As Earl Watson replaced Jamaal Tinsley in the first five, small forward Marvin Williams remained a starter despite his worst stretch since joining the Jazz via trade in the offseason.
"He knows I bring more to this team than offense," Williams said, "and I feel like that probably is why he has kept me in the lineup."
Because if offense were the only metric, there would be little defense of Williams although he made four of his first six shots against the Celtics and had 10 points at halftime.
If only the Jazz could capture that performance in a bottle.
"Either been hot or really cold," Williams said, "there's been no middle ground."
The likable veteran shot just 33 percent from the field in January, and entering Monday's game was on a 38 percent clip in February. His points per game have steadily decreased each month, from 9.7 in November to 5.8 this month. It came to a head when he was 0 for 3 and scoreless in just 14 minutes Saturday against the Clippers.
"It's been an interesting stretch for me," Williams said, "to say the least. I don't know, man, I've just got to get better."
Unfortunately for Williams, this is not a unique trend in a career that peaked when he was drafted No. 2 overall by Atlanta in the 2005 draft. Since then, he has battled expectations and being labeled a flop.
"Throughout my career," he said, "it's been difficult, I've been so up and down at times. I've been really good, sometimes I've been really bad. So, it's been something I've been working with and I've got to get better."
Corbin said the Jazz considered replacing Williams in the starting lineup and that it is not off the table, but that "he's done some other things to help us."
"His defense has been good," Corbin said. "He's still made the right rotations and taking the right shots. The shots will fall he's a little frustrated about it, and he should be."
After being demoted to backup, Tinsley said he understood Corbin's decision to start Watson and that he didn't take it as a demotion or an insult.
"I've been around the block," Tinsley said, "so I understand the business, I understand everything. It is what it is."
However, Tinsley did contradict a piece of his coach's logic.
"He's a little banged up," Corbin said, "so we'll see tonight how much he'll play coming off [the bench]."
That he was hurt was news to Tinsley, who said, "I'm not banged up."
Tinsley started 32 games as a replacement for Mo Williams, who underwent surgery on his right thumb.

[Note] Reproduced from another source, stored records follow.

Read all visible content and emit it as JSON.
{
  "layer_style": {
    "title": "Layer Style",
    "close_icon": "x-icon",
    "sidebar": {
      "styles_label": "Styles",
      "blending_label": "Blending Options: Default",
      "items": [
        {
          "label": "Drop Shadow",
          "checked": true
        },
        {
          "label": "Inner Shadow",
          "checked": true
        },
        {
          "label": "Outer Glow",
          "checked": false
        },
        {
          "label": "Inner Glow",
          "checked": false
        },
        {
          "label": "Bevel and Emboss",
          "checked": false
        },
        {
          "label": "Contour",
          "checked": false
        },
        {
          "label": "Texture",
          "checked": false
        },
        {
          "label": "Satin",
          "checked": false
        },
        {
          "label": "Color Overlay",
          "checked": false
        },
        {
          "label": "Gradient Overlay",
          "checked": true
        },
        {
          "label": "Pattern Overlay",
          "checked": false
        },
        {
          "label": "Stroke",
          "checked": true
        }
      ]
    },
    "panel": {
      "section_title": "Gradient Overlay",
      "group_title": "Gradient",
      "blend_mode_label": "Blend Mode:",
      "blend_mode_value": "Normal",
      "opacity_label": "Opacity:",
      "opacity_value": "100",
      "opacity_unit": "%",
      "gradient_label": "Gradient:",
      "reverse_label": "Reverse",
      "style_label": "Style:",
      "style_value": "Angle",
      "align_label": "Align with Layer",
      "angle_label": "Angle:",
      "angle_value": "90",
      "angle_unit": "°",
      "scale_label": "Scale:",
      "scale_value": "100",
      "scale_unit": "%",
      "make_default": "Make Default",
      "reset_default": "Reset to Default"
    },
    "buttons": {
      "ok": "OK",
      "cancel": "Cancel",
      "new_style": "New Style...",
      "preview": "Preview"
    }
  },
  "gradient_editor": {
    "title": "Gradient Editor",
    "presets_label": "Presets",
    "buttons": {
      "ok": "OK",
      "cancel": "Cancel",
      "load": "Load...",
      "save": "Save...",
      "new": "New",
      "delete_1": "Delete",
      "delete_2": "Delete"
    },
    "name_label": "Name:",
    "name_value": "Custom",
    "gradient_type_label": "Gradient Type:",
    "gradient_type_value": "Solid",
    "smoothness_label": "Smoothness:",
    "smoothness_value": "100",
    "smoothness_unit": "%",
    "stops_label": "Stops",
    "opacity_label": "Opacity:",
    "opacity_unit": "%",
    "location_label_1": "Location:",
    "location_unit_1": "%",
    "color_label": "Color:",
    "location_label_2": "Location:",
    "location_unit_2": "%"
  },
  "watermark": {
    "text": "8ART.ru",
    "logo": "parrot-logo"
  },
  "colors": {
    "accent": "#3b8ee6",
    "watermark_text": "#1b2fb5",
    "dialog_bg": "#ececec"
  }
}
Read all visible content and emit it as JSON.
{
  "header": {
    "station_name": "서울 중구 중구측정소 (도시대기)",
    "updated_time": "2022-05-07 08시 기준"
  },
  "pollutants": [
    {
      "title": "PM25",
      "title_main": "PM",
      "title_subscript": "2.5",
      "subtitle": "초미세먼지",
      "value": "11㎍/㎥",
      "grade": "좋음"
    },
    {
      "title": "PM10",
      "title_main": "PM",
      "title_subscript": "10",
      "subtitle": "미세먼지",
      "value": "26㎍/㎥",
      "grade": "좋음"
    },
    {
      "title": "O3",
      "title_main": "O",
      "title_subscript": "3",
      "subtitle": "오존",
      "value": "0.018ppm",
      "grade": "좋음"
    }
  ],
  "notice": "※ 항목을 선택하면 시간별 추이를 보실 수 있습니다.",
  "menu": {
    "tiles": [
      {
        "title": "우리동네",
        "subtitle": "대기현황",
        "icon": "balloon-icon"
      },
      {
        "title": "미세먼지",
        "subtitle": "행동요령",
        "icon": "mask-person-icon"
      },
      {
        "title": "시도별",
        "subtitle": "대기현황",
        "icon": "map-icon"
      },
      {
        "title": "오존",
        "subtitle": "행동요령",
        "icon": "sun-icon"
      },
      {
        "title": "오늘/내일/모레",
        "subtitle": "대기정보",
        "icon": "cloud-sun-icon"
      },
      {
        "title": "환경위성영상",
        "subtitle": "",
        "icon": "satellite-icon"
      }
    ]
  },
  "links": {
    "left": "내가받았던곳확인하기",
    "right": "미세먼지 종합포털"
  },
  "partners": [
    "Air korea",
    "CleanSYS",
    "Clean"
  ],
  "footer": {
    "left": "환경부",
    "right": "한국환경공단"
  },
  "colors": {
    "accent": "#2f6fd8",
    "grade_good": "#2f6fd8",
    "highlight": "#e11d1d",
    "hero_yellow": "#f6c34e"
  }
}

In those games, he averaged 4.8 points and 5.4 assists. Watson missed the first 12 games of the season after offseason knee surgery. He averages 6.6 points and 4.5 assists per game.
Doc's a fan
Before he left EnergySolutions Arena, Celtics coach Doc Rivers may have just ducked out of the visitors' locker room, taken the stairs up to the concourse, stood in line at Fanzz and bought himself a Gordon Hayward jersey.
Yup, Doc's a fan. But not just any fan.
"My staff laughs and say I have a man-crush," Rivers said. "I just like the way he played. He's a rugged kid with skills and IQ. He's athletic."
In four career games against the Celtics, Hayward averages 12 points, five rebounds and 3.3 assists per game. But it's not the stats that jump out at Rivers.
"I thought he had the play of the year against us last year," River said, "when he blocked two dunks back to back. He's getting better and better. He's got to stay healthy, obviously, but he's a terrific player."